Data records –
● ● ● ● ● ● ●
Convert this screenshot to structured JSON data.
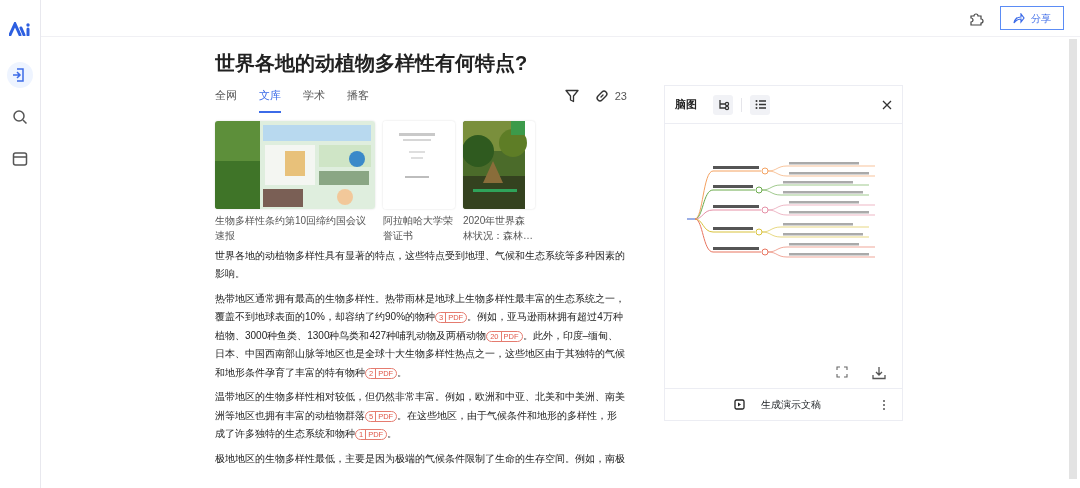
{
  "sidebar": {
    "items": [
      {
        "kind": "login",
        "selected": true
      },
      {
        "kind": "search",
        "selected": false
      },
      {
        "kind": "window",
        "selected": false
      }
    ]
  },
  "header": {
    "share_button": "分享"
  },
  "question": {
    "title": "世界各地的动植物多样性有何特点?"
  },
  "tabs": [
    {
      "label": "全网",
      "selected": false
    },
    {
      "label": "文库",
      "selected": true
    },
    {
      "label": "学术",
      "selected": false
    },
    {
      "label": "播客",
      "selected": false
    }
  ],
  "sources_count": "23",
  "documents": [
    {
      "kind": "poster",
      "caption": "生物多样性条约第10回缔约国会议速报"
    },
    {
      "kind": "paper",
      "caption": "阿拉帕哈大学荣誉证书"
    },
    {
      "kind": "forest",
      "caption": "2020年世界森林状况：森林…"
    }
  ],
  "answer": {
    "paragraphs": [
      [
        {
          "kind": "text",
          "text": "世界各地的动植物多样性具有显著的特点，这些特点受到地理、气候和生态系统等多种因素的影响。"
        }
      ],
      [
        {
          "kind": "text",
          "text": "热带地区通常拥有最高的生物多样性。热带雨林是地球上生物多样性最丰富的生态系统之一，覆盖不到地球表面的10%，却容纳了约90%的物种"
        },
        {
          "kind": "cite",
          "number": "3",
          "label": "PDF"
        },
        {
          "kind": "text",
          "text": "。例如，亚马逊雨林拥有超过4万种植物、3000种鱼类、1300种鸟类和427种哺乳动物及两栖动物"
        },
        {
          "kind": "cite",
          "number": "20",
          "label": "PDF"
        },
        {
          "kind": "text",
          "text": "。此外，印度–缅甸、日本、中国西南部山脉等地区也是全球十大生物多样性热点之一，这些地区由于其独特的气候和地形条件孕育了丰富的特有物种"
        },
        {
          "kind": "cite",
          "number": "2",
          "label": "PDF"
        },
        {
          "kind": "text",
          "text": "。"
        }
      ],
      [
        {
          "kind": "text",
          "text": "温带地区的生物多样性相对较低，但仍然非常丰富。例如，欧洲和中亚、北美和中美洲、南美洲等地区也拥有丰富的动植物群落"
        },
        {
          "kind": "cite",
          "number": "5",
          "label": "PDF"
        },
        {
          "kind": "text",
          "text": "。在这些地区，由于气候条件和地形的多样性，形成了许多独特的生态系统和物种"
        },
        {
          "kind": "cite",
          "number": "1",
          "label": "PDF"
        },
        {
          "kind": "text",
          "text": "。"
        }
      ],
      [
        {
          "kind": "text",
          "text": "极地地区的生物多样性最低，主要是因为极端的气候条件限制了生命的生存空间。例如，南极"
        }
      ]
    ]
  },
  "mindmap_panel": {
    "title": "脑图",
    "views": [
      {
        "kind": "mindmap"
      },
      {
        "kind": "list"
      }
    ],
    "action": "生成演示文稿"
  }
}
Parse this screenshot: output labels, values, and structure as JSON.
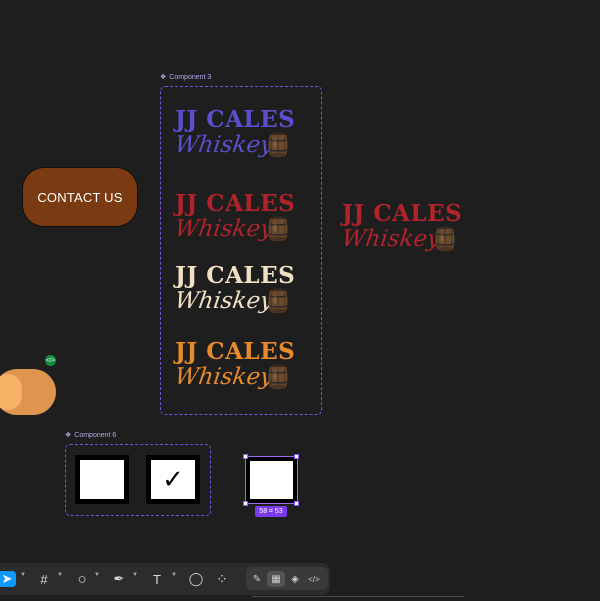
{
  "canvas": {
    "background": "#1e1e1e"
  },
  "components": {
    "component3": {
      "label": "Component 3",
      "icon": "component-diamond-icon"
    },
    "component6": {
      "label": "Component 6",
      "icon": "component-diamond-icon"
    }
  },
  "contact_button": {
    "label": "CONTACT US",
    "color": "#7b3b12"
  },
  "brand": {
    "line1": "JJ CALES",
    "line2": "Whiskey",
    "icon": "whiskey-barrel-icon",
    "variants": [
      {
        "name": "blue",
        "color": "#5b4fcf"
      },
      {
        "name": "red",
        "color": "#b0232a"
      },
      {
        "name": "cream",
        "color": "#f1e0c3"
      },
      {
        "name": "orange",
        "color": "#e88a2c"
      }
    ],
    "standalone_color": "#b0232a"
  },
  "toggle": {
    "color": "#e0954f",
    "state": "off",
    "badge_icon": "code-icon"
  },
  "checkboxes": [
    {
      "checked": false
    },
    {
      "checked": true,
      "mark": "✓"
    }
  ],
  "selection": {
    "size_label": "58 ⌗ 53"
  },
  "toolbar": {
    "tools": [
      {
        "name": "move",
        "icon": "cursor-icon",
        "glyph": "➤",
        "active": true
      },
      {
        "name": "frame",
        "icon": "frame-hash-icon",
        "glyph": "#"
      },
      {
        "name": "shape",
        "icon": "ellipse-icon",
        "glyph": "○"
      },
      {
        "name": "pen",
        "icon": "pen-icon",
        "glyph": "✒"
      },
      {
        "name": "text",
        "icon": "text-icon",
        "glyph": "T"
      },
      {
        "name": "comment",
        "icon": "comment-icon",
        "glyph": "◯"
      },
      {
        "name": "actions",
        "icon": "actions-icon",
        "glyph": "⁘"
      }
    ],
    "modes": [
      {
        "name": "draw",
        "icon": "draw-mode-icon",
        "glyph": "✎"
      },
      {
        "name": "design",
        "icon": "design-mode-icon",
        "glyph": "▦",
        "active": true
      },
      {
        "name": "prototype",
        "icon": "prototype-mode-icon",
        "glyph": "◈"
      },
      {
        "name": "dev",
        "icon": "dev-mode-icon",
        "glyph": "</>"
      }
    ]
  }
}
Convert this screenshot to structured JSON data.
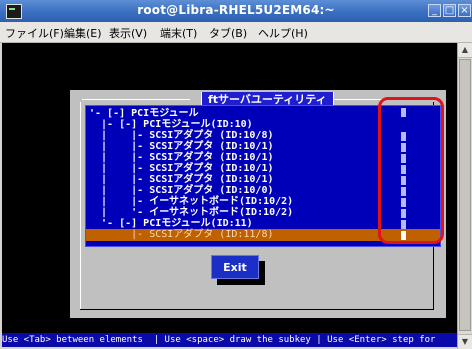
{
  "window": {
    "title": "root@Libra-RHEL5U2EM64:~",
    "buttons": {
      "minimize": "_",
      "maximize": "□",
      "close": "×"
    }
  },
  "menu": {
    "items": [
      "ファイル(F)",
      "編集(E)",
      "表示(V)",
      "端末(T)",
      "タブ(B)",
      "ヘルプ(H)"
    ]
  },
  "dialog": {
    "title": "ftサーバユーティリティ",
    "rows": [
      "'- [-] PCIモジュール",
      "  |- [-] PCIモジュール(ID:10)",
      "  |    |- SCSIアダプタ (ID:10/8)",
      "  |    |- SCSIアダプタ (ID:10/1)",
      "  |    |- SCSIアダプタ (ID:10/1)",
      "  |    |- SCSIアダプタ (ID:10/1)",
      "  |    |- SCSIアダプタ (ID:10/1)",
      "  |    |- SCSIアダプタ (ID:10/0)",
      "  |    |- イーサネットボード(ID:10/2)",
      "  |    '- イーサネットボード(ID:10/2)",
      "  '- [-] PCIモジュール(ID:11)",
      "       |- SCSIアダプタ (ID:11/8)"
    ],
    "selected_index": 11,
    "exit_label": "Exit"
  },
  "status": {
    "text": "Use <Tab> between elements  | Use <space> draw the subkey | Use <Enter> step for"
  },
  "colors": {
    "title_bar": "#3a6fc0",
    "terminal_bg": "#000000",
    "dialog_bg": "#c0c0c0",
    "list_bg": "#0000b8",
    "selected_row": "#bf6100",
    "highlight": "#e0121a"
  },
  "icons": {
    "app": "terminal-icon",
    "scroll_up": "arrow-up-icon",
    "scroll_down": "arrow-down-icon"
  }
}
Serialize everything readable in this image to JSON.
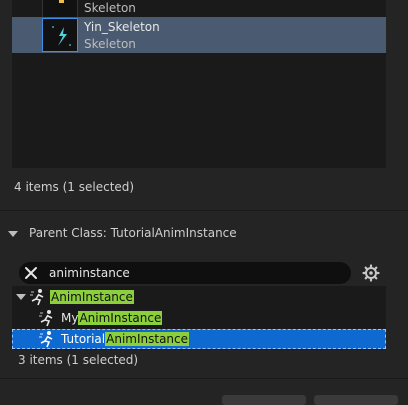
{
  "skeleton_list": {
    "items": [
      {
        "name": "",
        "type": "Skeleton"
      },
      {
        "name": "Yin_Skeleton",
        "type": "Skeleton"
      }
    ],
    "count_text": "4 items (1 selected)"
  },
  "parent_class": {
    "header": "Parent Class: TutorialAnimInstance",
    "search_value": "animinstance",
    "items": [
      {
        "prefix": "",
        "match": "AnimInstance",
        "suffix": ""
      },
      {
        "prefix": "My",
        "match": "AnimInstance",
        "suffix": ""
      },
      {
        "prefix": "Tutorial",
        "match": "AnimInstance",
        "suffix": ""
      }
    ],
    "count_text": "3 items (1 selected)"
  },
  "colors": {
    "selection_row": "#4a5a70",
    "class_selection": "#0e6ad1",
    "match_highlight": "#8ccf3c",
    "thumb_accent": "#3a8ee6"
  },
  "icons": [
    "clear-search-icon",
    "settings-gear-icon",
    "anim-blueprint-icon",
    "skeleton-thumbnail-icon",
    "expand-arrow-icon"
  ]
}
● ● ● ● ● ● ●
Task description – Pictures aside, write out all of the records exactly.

Output for this task –
Convert this screenshot to structured JSON data.
{
  "sidebar": {
    "items": [
      {
        "kind": "login",
        "selected": true
      },
      {
        "kind": "search",
        "selected": false
      },
      {
        "kind": "window",
        "selected": false
      }
    ]
  },
  "header": {
    "share_button": "分享"
  },
  "question": {
    "title": "世界各地的动植物多样性有何特点?"
  },
  "tabs": [
    {
      "label": "全网",
      "selected": false
    },
    {
      "label": "文库",
      "selected": true
    },
    {
      "label": "学术",
      "selected": false
    },
    {
      "label": "播客",
      "selected": false
    }
  ],
  "sources_count": "23",
  "documents": [
    {
      "kind": "poster",
      "caption": "生物多样性条约第10回缔约国会议速报"
    },
    {
      "kind": "paper",
      "caption": "阿拉帕哈大学荣誉证书"
    },
    {
      "kind": "forest",
      "caption": "2020年世界森林状况：森林…"
    }
  ],
  "answer": {
    "paragraphs": [
      [
        {
          "kind": "text",
          "text": "世界各地的动植物多样性具有显著的特点，这些特点受到地理、气候和生态系统等多种因素的影响。"
        }
      ],
      [
        {
          "kind": "text",
          "text": "热带地区通常拥有最高的生物多样性。热带雨林是地球上生物多样性最丰富的生态系统之一，覆盖不到地球表面的10%，却容纳了约90%的物种"
        },
        {
          "kind": "cite",
          "number": "3",
          "label": "PDF"
        },
        {
          "kind": "text",
          "text": "。例如，亚马逊雨林拥有超过4万种植物、3000种鱼类、1300种鸟类和427种哺乳动物及两栖动物"
        },
        {
          "kind": "cite",
          "number": "20",
          "label": "PDF"
        },
        {
          "kind": "text",
          "text": "。此外，印度–缅甸、日本、中国西南部山脉等地区也是全球十大生物多样性热点之一，这些地区由于其独特的气候和地形条件孕育了丰富的特有物种"
        },
        {
          "kind": "cite",
          "number": "2",
          "label": "PDF"
        },
        {
          "kind": "text",
          "text": "。"
        }
      ],
      [
        {
          "kind": "text",
          "text": "温带地区的生物多样性相对较低，但仍然非常丰富。例如，欧洲和中亚、北美和中美洲、南美洲等地区也拥有丰富的动植物群落"
        },
        {
          "kind": "cite",
          "number": "5",
          "label": "PDF"
        },
        {
          "kind": "text",
          "text": "。在这些地区，由于气候条件和地形的多样性，形成了许多独特的生态系统和物种"
        },
        {
          "kind": "cite",
          "number": "1",
          "label": "PDF"
        },
        {
          "kind": "text",
          "text": "。"
        }
      ],
      [
        {
          "kind": "text",
          "text": "极地地区的生物多样性最低，主要是因为极端的气候条件限制了生命的生存空间。例如，南极"
        }
      ]
    ]
  },
  "mindmap_panel": {
    "title": "脑图",
    "views": [
      {
        "kind": "mindmap"
      },
      {
        "kind": "list"
      }
    ],
    "action": "生成演示文稿"
  }
}
Parse this screenshot: output labels, values, and structure as JSON.
{
  "canvas": {
    "background": "#1e1e1e"
  },
  "components": {
    "component3": {
      "label": "Component 3",
      "icon": "component-diamond-icon"
    },
    "component6": {
      "label": "Component 6",
      "icon": "component-diamond-icon"
    }
  },
  "contact_button": {
    "label": "CONTACT US",
    "color": "#7b3b12"
  },
  "brand": {
    "line1": "JJ CALES",
    "line2": "Whiskey",
    "icon": "whiskey-barrel-icon",
    "variants": [
      {
        "name": "blue",
        "color": "#5b4fcf"
      },
      {
        "name": "red",
        "color": "#b0232a"
      },
      {
        "name": "cream",
        "color": "#f1e0c3"
      },
      {
        "name": "orange",
        "color": "#e88a2c"
      }
    ],
    "standalone_color": "#b0232a"
  },
  "toggle": {
    "color": "#e0954f",
    "state": "off",
    "badge_icon": "code-icon"
  },
  "checkboxes": [
    {
      "checked": false
    },
    {
      "checked": true,
      "mark": "✓"
    }
  ],
  "selection": {
    "size_label": "58 ⌗ 53"
  },
  "toolbar": {
    "tools": [
      {
        "name": "move",
        "icon": "cursor-icon",
        "glyph": "➤",
        "active": true
      },
      {
        "name": "frame",
        "icon": "frame-hash-icon",
        "glyph": "#"
      },
      {
        "name": "shape",
        "icon": "ellipse-icon",
        "glyph": "○"
      },
      {
        "name": "pen",
        "icon": "pen-icon",
        "glyph": "✒"
      },
      {
        "name": "text",
        "icon": "text-icon",
        "glyph": "T"
      },
      {
        "name": "comment",
        "icon": "comment-icon",
        "glyph": "◯"
      },
      {
        "name": "actions",
        "icon": "actions-icon",
        "glyph": "⁘"
      }
    ],
    "modes": [
      {
        "name": "draw",
        "icon": "draw-mode-icon",
        "glyph": "✎"
      },
      {
        "name": "design",
        "icon": "design-mode-icon",
        "glyph": "▦",
        "active": true
      },
      {
        "name": "prototype",
        "icon": "prototype-mode-icon",
        "glyph": "◈"
      },
      {
        "name": "dev",
        "icon": "dev-mode-icon",
        "glyph": "</>"
      }
    ]
  }
}
Convert this screenshot to structured JSON data.
{
  "window": {
    "title": "root@Libra-RHEL5U2EM64:~",
    "buttons": {
      "minimize": "_",
      "maximize": "□",
      "close": "×"
    }
  },
  "menu": {
    "items": [
      "ファイル(F)",
      "編集(E)",
      "表示(V)",
      "端末(T)",
      "タブ(B)",
      "ヘルプ(H)"
    ]
  },
  "dialog": {
    "title": "ftサーバユーティリティ",
    "rows": [
      "'- [-] PCIモジュール",
      "  |- [-] PCIモジュール(ID:10)",
      "  |    |- SCSIアダプタ (ID:10/8)",
      "  |    |- SCSIアダプタ (ID:10/1)",
      "  |    |- SCSIアダプタ (ID:10/1)",
      "  |    |- SCSIアダプタ (ID:10/1)",
      "  |    |- SCSIアダプタ (ID:10/1)",
      "  |    |- SCSIアダプタ (ID:10/0)",
      "  |    |- イーサネットボード(ID:10/2)",
      "  |    '- イーサネットボード(ID:10/2)",
      "  '- [-] PCIモジュール(ID:11)",
      "       |- SCSIアダプタ (ID:11/8)"
    ],
    "selected_index": 11,
    "exit_label": "Exit"
  },
  "status": {
    "text": "Use <Tab> between elements  | Use <space> draw the subkey | Use <Enter> step for"
  },
  "colors": {
    "title_bar": "#3a6fc0",
    "terminal_bg": "#000000",
    "dialog_bg": "#c0c0c0",
    "list_bg": "#0000b8",
    "selected_row": "#bf6100",
    "highlight": "#e0121a"
  },
  "icons": {
    "app": "terminal-icon",
    "scroll_up": "arrow-up-icon",
    "scroll_down": "arrow-down-icon"
  }
}
Serialize everything readable in this image to JSON.
{
  "skeleton_list": {
    "items": [
      {
        "name": "",
        "type": "Skeleton"
      },
      {
        "name": "Yin_Skeleton",
        "type": "Skeleton"
      }
    ],
    "count_text": "4 items (1 selected)"
  },
  "parent_class": {
    "header": "Parent Class: TutorialAnimInstance",
    "search_value": "animinstance",
    "items": [
      {
        "prefix": "",
        "match": "AnimInstance",
        "suffix": ""
      },
      {
        "prefix": "My",
        "match": "AnimInstance",
        "suffix": ""
      },
      {
        "prefix": "Tutorial",
        "match": "AnimInstance",
        "suffix": ""
      }
    ],
    "count_text": "3 items (1 selected)"
  },
  "colors": {
    "selection_row": "#4a5a70",
    "class_selection": "#0e6ad1",
    "match_highlight": "#8ccf3c",
    "thumb_accent": "#3a8ee6"
  },
  "icons": [
    "clear-search-icon",
    "settings-gear-icon",
    "anim-blueprint-icon",
    "skeleton-thumbnail-icon",
    "expand-arrow-icon"
  ]
}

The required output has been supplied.